Dominicans are famously not punctual, arriving late to a meeting is the norm on the island.

Merengue is a style of dance developed in the Dominican Republic. Its quick dance steps are matched by equally fast-paced music.

Dominicans are known for their loyalty and their commitment to their family. As a result, many people in the country prefer living in joint and multi-generational families.

Dominicans eat patriotic food. La Bandera, meaning “the flag,” is a traditional meal of stewed meat, red beans, and rice. It’s served regularly in Dominican households. 

Tostones (tos-TOE-nays), which are small, fried plantain patties, are often a side dish at meals. (Having been to the Dominican Republic where I've eaten tostones on more than one occasion, I can attest to their deliciousness.)

The national drink of the Dominican Republic is coffee.

The Dominican flag is the only flag in the world that uses the image of a Bible. This coat of arms is at the center of the flag.

25% of the Dominican Republic’s land and shoreline are preserved as national parks, reserves, and sanctuaries.

The Dominican Republic is the only place in the world where the blue, semi-precious stone called larimar is found. It most closely resembles turquoise, and it is called “larimar” because it resembles the color of the Caribbean Sea.

One of the main industries of the Dominican Republic is sugar refinery.

The Dominican Republic mostly relies on exports of coffee, cocoa, sugar and tobacco to fuel its national economy.

The Dominican Republic is the 10th biggest cocoa manufacturer in the world.

The Dominican Republic produces 55% of the world's banana market. Bananas are mainly produced in the North West and in the South of the country.

The Dominican Republic was a popular location for pirates in the 17th century, as many people were recruited to pillage Spanish ships full of treasures.

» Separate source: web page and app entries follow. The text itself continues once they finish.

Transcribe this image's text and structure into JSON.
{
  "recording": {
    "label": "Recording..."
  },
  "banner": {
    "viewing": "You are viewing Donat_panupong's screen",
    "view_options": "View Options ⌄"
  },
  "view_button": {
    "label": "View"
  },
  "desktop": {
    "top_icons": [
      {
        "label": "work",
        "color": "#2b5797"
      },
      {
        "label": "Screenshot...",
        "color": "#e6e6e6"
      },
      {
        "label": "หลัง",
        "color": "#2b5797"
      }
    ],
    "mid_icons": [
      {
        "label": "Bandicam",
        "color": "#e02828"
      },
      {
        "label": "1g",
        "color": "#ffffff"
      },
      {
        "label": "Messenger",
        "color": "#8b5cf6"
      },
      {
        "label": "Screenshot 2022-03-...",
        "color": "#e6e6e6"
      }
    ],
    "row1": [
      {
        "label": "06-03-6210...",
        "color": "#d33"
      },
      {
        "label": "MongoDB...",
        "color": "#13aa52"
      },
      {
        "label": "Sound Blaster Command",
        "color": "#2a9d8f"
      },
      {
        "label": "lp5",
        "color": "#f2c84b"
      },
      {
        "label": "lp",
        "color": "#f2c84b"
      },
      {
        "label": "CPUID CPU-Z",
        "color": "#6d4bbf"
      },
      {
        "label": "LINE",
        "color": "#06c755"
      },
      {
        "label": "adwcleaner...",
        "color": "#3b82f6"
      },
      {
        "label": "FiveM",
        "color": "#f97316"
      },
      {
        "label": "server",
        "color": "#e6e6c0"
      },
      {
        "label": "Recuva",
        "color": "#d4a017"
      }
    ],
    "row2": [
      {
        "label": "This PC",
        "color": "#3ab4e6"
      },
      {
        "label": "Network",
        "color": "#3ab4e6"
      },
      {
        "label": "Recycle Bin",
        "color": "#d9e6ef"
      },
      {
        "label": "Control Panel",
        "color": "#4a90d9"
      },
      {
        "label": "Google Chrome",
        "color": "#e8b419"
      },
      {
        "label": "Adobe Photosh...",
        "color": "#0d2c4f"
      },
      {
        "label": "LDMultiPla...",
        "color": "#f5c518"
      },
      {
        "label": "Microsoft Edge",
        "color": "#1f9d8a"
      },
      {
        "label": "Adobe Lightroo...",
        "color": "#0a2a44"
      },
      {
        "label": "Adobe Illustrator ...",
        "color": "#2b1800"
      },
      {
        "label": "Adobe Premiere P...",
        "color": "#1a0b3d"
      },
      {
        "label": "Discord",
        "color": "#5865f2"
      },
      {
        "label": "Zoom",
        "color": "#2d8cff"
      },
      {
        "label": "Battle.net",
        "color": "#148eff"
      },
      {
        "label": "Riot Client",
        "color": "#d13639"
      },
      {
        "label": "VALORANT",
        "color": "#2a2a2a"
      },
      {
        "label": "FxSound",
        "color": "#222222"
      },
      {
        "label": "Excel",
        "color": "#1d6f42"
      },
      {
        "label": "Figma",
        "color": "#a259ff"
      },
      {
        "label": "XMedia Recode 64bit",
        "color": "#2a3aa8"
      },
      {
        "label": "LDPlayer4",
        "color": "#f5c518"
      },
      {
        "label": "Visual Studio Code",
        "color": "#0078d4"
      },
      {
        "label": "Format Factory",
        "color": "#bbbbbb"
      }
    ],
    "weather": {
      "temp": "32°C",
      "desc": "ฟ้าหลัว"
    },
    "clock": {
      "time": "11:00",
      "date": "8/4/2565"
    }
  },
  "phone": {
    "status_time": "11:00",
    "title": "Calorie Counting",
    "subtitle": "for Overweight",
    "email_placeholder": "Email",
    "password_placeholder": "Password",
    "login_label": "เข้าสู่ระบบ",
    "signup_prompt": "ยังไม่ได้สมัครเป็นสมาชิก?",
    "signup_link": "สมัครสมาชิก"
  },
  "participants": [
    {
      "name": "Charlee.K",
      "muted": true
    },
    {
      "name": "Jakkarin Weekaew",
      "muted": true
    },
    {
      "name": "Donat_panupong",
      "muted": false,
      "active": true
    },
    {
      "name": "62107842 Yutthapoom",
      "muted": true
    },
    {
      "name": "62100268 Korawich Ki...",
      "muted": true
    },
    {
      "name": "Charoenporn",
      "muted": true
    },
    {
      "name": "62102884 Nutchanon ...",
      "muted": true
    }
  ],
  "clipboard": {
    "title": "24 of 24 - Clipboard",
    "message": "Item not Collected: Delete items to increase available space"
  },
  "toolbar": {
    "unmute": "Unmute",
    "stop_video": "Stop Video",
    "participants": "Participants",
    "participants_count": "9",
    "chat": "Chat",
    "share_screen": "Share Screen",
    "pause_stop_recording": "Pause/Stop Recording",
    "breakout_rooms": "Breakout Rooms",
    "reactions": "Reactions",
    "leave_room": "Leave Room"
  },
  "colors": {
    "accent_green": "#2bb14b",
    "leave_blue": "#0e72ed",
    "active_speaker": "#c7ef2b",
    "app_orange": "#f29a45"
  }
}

The Dominican Republic is located on a beautiful island with sandy beaches, forests, and plenty of interesting fauna and flora. Between December and March, you can spot humpback whales on the shores of the Dominican Republic.

The rhinoceros iguana, a species of lizard threatened with extinction, can only be found in the Dominican Republic.

The Dominican Republic is home to over 300 species of birds. Some are unique to the island, such as the Hispaniolan Trogon, the Hispaniolan Emerald or the Broad-billed Tody.

The national tree of the Dominican Republic is the West Indian Mahogany.

More than 50% of the land of the Dominican Republic is used for agriculture and 40% is covered by forests.

The Dominican Republic is home to the largest lake and the lowest elevation point in the Caribbean, called Lake Enriquillo.

Lake Enriquillo is home to about 400 species of American crocodile.

In traffic jams, it is normal to honk your horn as loud as possible in the Dominican Republic.

Dominicans are often very religious. It is quite common to see signs saying "God has blessed this business" on shops.

My inspiration for this week's card is based on this fact about Dominican Republic... The Dominican Republic is home to a large number of Caribbean flamingo, commonly called red flamingo.

Thanks for stopping by my blog today!

Stamp Set: Whimsy Flamingo Fun stamped with Memento Tuxedo Black Ink and colored with Copic Markers

Paper: Neenah 110# Solar White and SU Balmy Blue CS and DP from my scrap file

Dies: MFT Stitched Rectangles, Paper Roses Stitched Circles, and Simon Says Sentiment Labels

Embellishments: Gina Marie Clear Enamel Dots

1 comment:

Lynn McAuley said...

Wishing flamingos made their home in Texas!! I LOVE those tall pink birds!! Cute, cute card, Jeanette!!